L. Frank Baum’s 1900 book, “The Wonderful Wizard of Oz,” intended by its author to be the first American fairytale, became a cottage industry of 13 sequels, many written in Coronado, which became known as the Emerald City. Thus, the story had natural appeal to the Coronado troupe known as Lamb’s Players Theatre, which decided to commission an entirely new musical based the beloved story, title it “Oz,” and premiere it in the Lamb’s Theatre Coronado venue.
Music director Jon Lorenz, one of the creators of Lamb’s perennial “Mixtape,” wrote the “Oz” adaptation, music and lyrics, and Kerry Meads is the director.
There are no ruby slippers, no “Over the Rainbow,” and no Toto, who is represented only by his bark. But rather than dwell on what is not, let us look at what is.
Lorenz’s score is tuneful, with Woodsman’s “Hollow” and Lion’s “My Great Sorrow” among the best. There’s an ingenious yellow brick road. There are “Munch Kins,” flying monkeys, Winkies, Emerald City citizens, and, best of all, a quintet of lovable leading actors to portray Dorothy (Megan Carmitchel), the Lion (Fernando Vega), the Woodsman (Bryan Barbarin), the Scarecrow (James Royce Edwards), and that great humbug, Oz himself (John Rosen). Deborah Gilmour Smyth portrays Aunt Em plus the kindly witch Tatty Poo and the wicked Witch of the West, who does a miraculous melt right before our eyes.
Most Oz inhabitants have a slight Celtic lilt to their speech, and costume designer Jeannie Reith has a wizard of a time with their hats and attire, delineating each group, with a wonderful assist by Coni’s wigs. Reith’s Lion, Woodsman and Scarecrow costumes are marvels of detail and craft.
Each character is portrayed to the hilt (Lion’s voice has a telltale, Bert Lahr bleat in places); their voices are extraordinary, including Carmitchel’s. Their culminating trio, “All I Ever Wanted and More,” and the show-topping “Home” (the trio plus Dorothy, Glinda and Company) bring nostalgic tears to one’s eyes. Along with Dorothy we feel a deep longing for the Midwest, despite its “Gray,” and the love we received as children.

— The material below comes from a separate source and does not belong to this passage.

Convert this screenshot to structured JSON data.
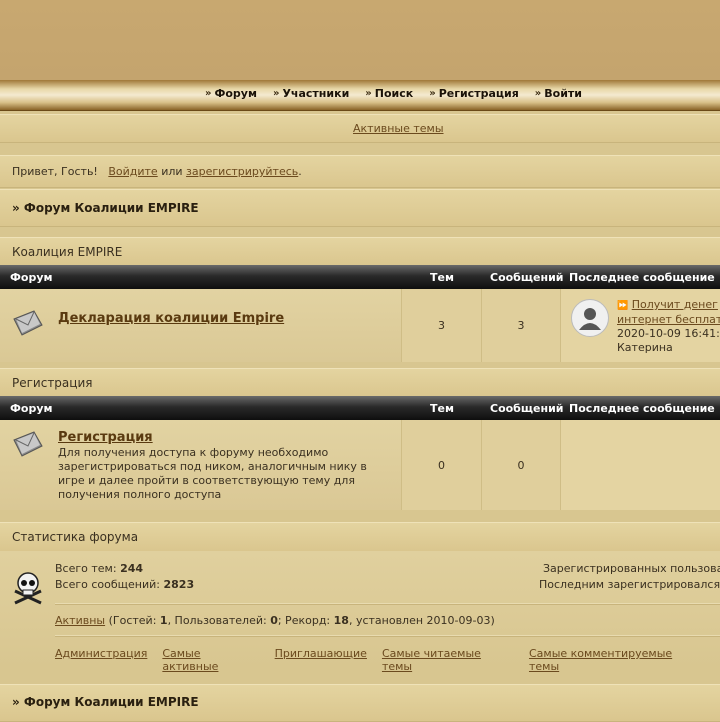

Meads does a fine job of imbuing both story and stage with a feeling of simple storytelling. She is assisted by a total of 14 singing and dancing actors, Mike Buckley’s set, Colleen Kollar Smith’s choreography, Nathan Peirson’s lighting design, Smyth’s sound design and Blake McCarty’s projection design. Playing Taylor Peckham’s orchestration of Lorenz’s rock, folk and ragtime score, an eight-piece band is conducted from the keyboard by Patrick Marion.

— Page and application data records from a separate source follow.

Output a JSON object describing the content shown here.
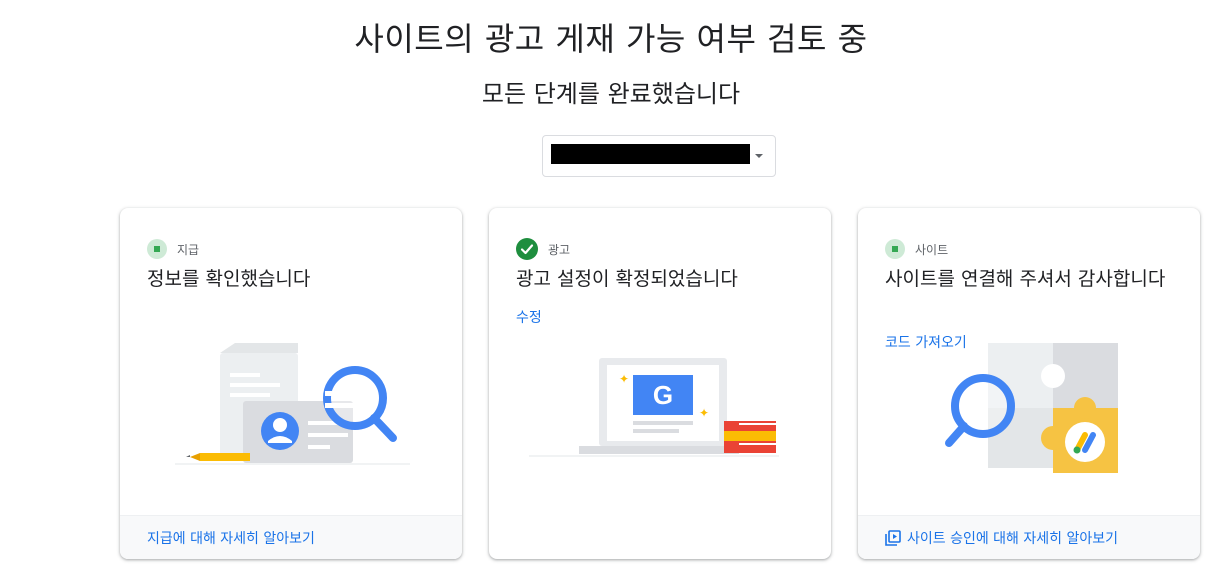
{
  "header": {
    "title": "사이트의 광고 게재 가능 여부 검토 중",
    "subtitle": "모든 단계를 완료했습니다"
  },
  "site_selector": {
    "caret_icon": "chevron-down-icon"
  },
  "cards": [
    {
      "status_icon": "green-square-status-icon",
      "status_label": "지급",
      "headline": "정보를 확인했습니다",
      "footer_link": "지급에 대해 자세히 알아보기"
    },
    {
      "status_icon": "check-circle-icon",
      "status_label": "광고",
      "headline": "광고 설정이 확정되었습니다",
      "action_link": "수정"
    },
    {
      "status_icon": "green-square-status-icon",
      "status_label": "사이트",
      "headline": "사이트를 연결해 주셔서 감사합니다",
      "action_link": "코드 가져오기",
      "footer_icon": "video-library-icon",
      "footer_link": "사이트 승인에 대해 자세히 알아보기"
    }
  ],
  "colors": {
    "accent_blue": "#1a73e8",
    "success_green": "#1e8e3e",
    "status_green_bg": "#ceead6",
    "illustration_blue": "#4285f4",
    "illustration_yellow": "#fbbc04"
  }
}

Among the fabulous understatements in Lorenz’s book are two personal favorites: Uncle Henry’s “Could be a storm comin’” as he tries to load the storm shelter, and Dorothy’s “Oh, that is not regular” when she first lays eyes on Oz.
“Oz: a wondrous new musical” is a storm of an original that lies close to its source, Baum’s first telling of the great American fairytale. It is anything but regular, and I urge theatregoers to take their families to appreciate and enjoy what it is.

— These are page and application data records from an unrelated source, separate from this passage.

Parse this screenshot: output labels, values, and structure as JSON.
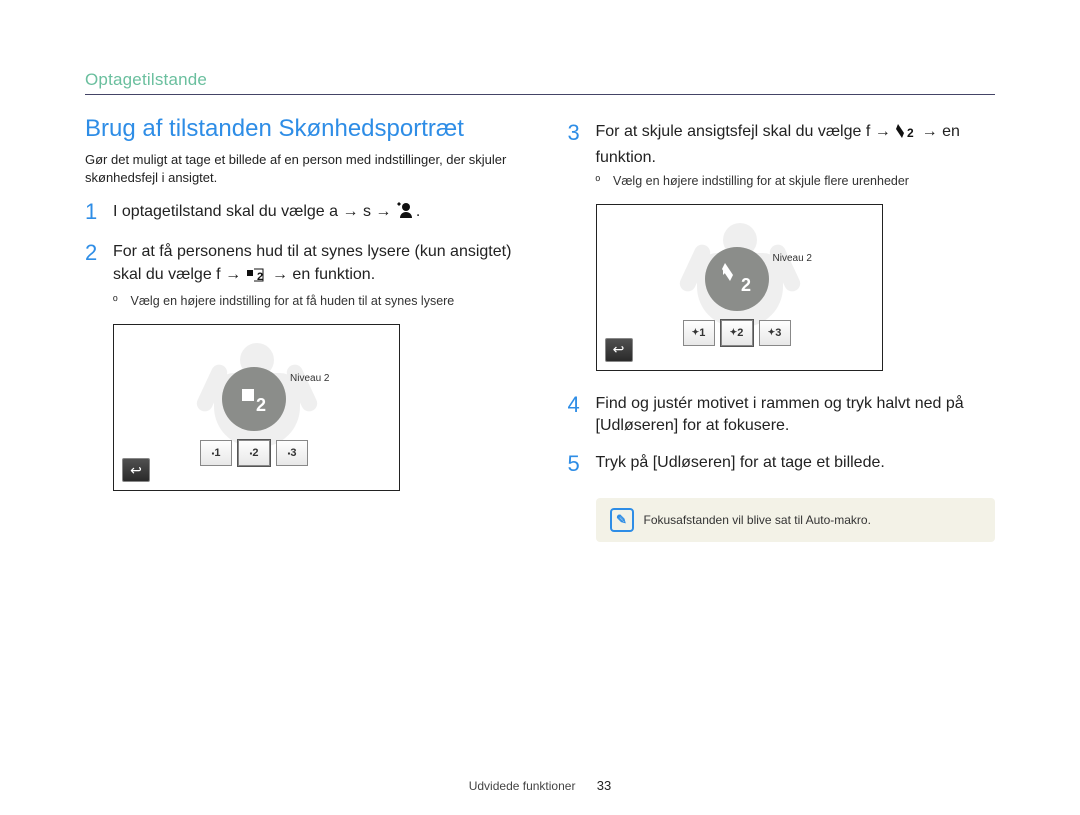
{
  "header": {
    "section": "Optagetilstande"
  },
  "left": {
    "title": "Brug af tilstanden Skønhedsportræt",
    "lead": "Gør det muligt at tage et billede af en person med indstillinger, der skjuler skønhedsfejl i ansigtet.",
    "steps": {
      "s1": {
        "num": "1",
        "pre": "I optagetilstand skal du vælge  a",
        "mid": "s"
      },
      "s2": {
        "num": "2",
        "text": "For at få personens hud til at synes lysere (kun ansigtet) skal du vælge  f",
        "tail": "en funktion."
      }
    },
    "note": "Vælg en højere indstilling for at få huden til at synes lysere",
    "shot": {
      "disc_label": "Niveau 2",
      "icons": [
        "1",
        "2",
        "3"
      ]
    }
  },
  "right": {
    "steps": {
      "s3": {
        "num": "3",
        "text": "For at skjule ansigtsfejl skal du vælge f",
        "tail": "en funktion."
      },
      "s4": {
        "num": "4",
        "text": "Find og justér motivet i rammen og tryk halvt ned på [Udløseren] for at fokusere."
      },
      "s5": {
        "num": "5",
        "text": "Tryk på [Udløseren] for at tage et billede."
      }
    },
    "note": "Vælg en højere indstilling for at skjule flere urenheder",
    "shot": {
      "disc_label": "Niveau 2",
      "icons": [
        "1",
        "2",
        "3"
      ]
    },
    "tip": "Fokusafstanden vil blive sat til Auto-makro."
  },
  "footer": {
    "label": "Udvidede funktioner",
    "page": "33"
  },
  "glyphs": {
    "arrow": "→",
    "bullet": "º"
  }
}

For the record, Baum created his own successful musical theater adaptation of “The Wonderful Wizard of Oz.” There have been many screen and stage adaptations since: Among the most successful are the 1939 MGM film with Judy Garland, for whom “Over the Rainbow” was written; the 1975 stage musical titled “The Wiz”; and Stephen Schwartz’s 2003 Broadway musical, “Wicked,” based upon Gregory Maguire’s far afield novel.